Anatomy word of the month: Phrenic nerve

January 2, 2012 —

The_Thinker_RodinThe phrenic nerves control the diaphragm, our major muscle of respiration (breathing). From the Greek, phrenic means both diaphragm and mind. The ancient Greeks believed that the diaphragm was the seat of our emotions. Sound farfetched? Have you ever “heaved a sigh” of sadness or relief? The same stem is found in schizophrenic and, less obviously, in frenetic, meaning extremely agitated or maniacal. The latter word underwent a transformation from the Greek word phrenitikos. The ancient Romans had a related word in the Latin, mentum, which means both mind and chin!  Maybe, not so farfetched, hmmm? Ever rub your chin while thinking? Perhaps the ancients thought massaging our chin stimulated thought. Are you familiar with Rodin’s statue of The Thinker, the sitting man with his chin resting on his hand? Conjure up a “mental” image!

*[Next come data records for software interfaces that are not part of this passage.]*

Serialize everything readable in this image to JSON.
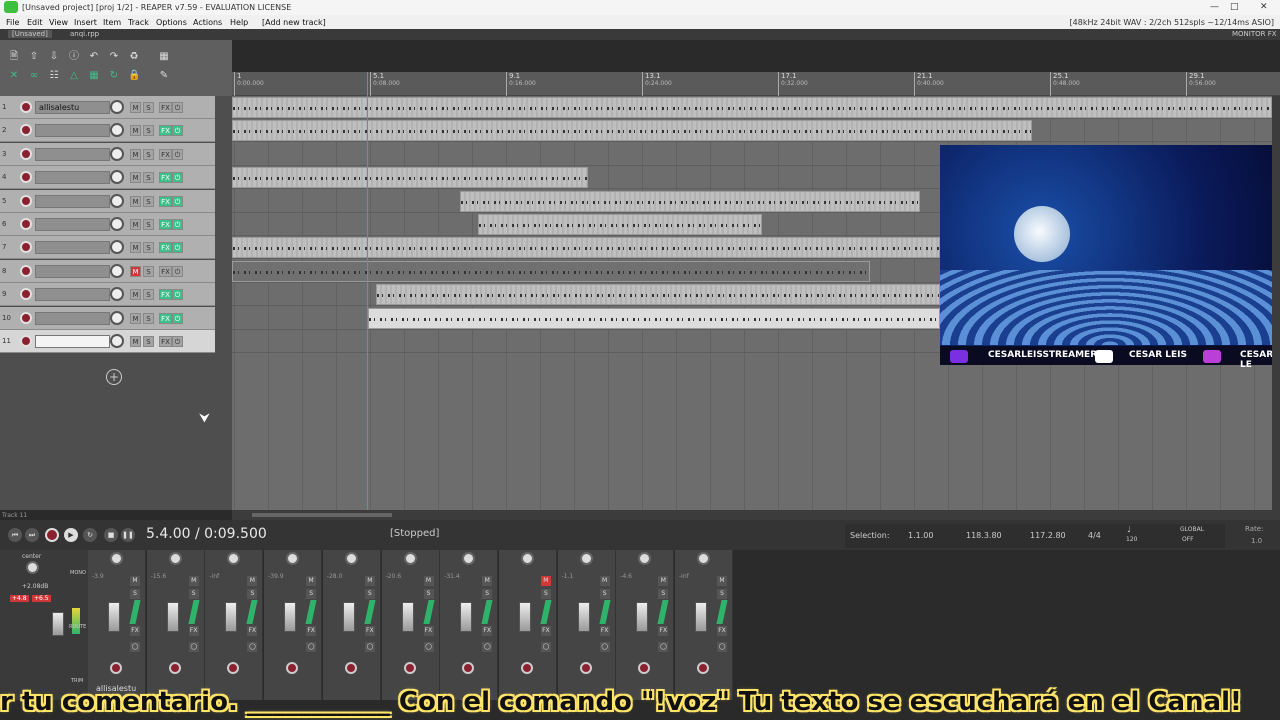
{
  "window": {
    "title": "[Unsaved project] [proj 1/2] - REAPER v7.59 - EVALUATION LICENSE",
    "audio_info": "[48kHz 24bit WAV : 2/2ch 512spls ~12/14ms ASIO]"
  },
  "menu": [
    "File",
    "Edit",
    "View",
    "Insert",
    "Item",
    "Track",
    "Options",
    "Actions",
    "Help",
    "[Add new track]"
  ],
  "tabs": [
    "[Unsaved]",
    "anqi.rpp"
  ],
  "monitor_fx": "MONITOR FX",
  "ruler": [
    {
      "bar": "1",
      "time": "0:00.000"
    },
    {
      "bar": "5.1",
      "time": "0:08.000"
    },
    {
      "bar": "9.1",
      "time": "0:16.000"
    },
    {
      "bar": "13.1",
      "time": "0:24.000"
    },
    {
      "bar": "17.1",
      "time": "0:32.000"
    },
    {
      "bar": "21.1",
      "time": "0:40.000"
    },
    {
      "bar": "25.1",
      "time": "0:48.000"
    },
    {
      "bar": "29.1",
      "time": "0:56.000"
    }
  ],
  "tracks": [
    {
      "num": "1",
      "name": "allisalestu",
      "muted": false,
      "fx": false,
      "selected": false
    },
    {
      "num": "2",
      "name": "",
      "muted": false,
      "fx": true,
      "selected": false
    },
    {
      "num": "3",
      "name": "",
      "muted": false,
      "fx": false,
      "selected": false
    },
    {
      "num": "4",
      "name": "",
      "muted": false,
      "fx": true,
      "selected": false
    },
    {
      "num": "5",
      "name": "",
      "muted": false,
      "fx": true,
      "selected": false
    },
    {
      "num": "6",
      "name": "",
      "muted": false,
      "fx": true,
      "selected": false
    },
    {
      "num": "7",
      "name": "",
      "muted": false,
      "fx": true,
      "selected": false
    },
    {
      "num": "8",
      "name": "",
      "muted": true,
      "fx": false,
      "selected": false
    },
    {
      "num": "9",
      "name": "",
      "muted": false,
      "fx": true,
      "selected": false
    },
    {
      "num": "10",
      "name": "",
      "muted": false,
      "fx": true,
      "selected": false
    },
    {
      "num": "11",
      "name": "",
      "muted": false,
      "fx": false,
      "selected": true
    }
  ],
  "track_labels": {
    "mute": "M",
    "solo": "S",
    "fx": "FX"
  },
  "transport": {
    "position": "5.4.00 / 0:09.500",
    "status": "[Stopped]",
    "selection_label": "Selection:",
    "selection_start": "1.1.00",
    "selection_end": "118.3.80",
    "selection_length": "117.2.80",
    "time_sig": "4/4",
    "bpm": "120",
    "global": "GLOBAL",
    "global_state": "OFF",
    "rate_label": "Rate:",
    "rate": "1.0",
    "track_info": "Track 11"
  },
  "mixer": {
    "master_label": "center",
    "master_db": "+2.08dB",
    "master_peak_l": "+4.8",
    "master_peak_r": "+6.5",
    "mono_label": "MONO",
    "route_label": "ROUTE",
    "trim_label": "TRIM",
    "strip_name": "allisalestu",
    "strips": [
      {
        "db": "-3.9",
        "muted": false
      },
      {
        "db": "-15.6",
        "muted": false
      },
      {
        "db": "-inf",
        "muted": false
      },
      {
        "db": "-39.9",
        "muted": false
      },
      {
        "db": "-28.0",
        "muted": false
      },
      {
        "db": "-20.6",
        "muted": false
      },
      {
        "db": "-31.4",
        "muted": false
      },
      {
        "db": "",
        "muted": true
      },
      {
        "db": "-1.1",
        "muted": false
      },
      {
        "db": "-4.6",
        "muted": false
      },
      {
        "db": "-inf",
        "muted": false
      }
    ]
  },
  "video_overlay": {
    "handle_1": "CESARLEISSTREAMER",
    "handle_2": "CESAR LEIS",
    "handle_3": "CESAR LE"
  },
  "subtitle": "r tu comentario. ___________ Con el comando \"!voz\" Tu texto se escuchará en el Canal!",
  "colors": {
    "accent_green": "#3fbf8a",
    "mute_red": "#d03838",
    "play_cursor": "#3fa598"
  }
}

Dr. Dyche was born in New Jersey and trained at Penn State’s Hershey Medical Center before coming to Des Moines in 1976. Over 30 plus years he has taught gross anatomy, embryology and neuroanatomy. He also served in administration as associate dean for basic sciences, dean of the College of Health Sciences, and acting director of the PA program. He was one of the founding instructors of CPR and ACLS at a time when few medical schools offered this training. He retired to Oregon in 2008, then returned to DMU in 2009. Did he miss the tornadoes, the below zero wind chills or the cadavers?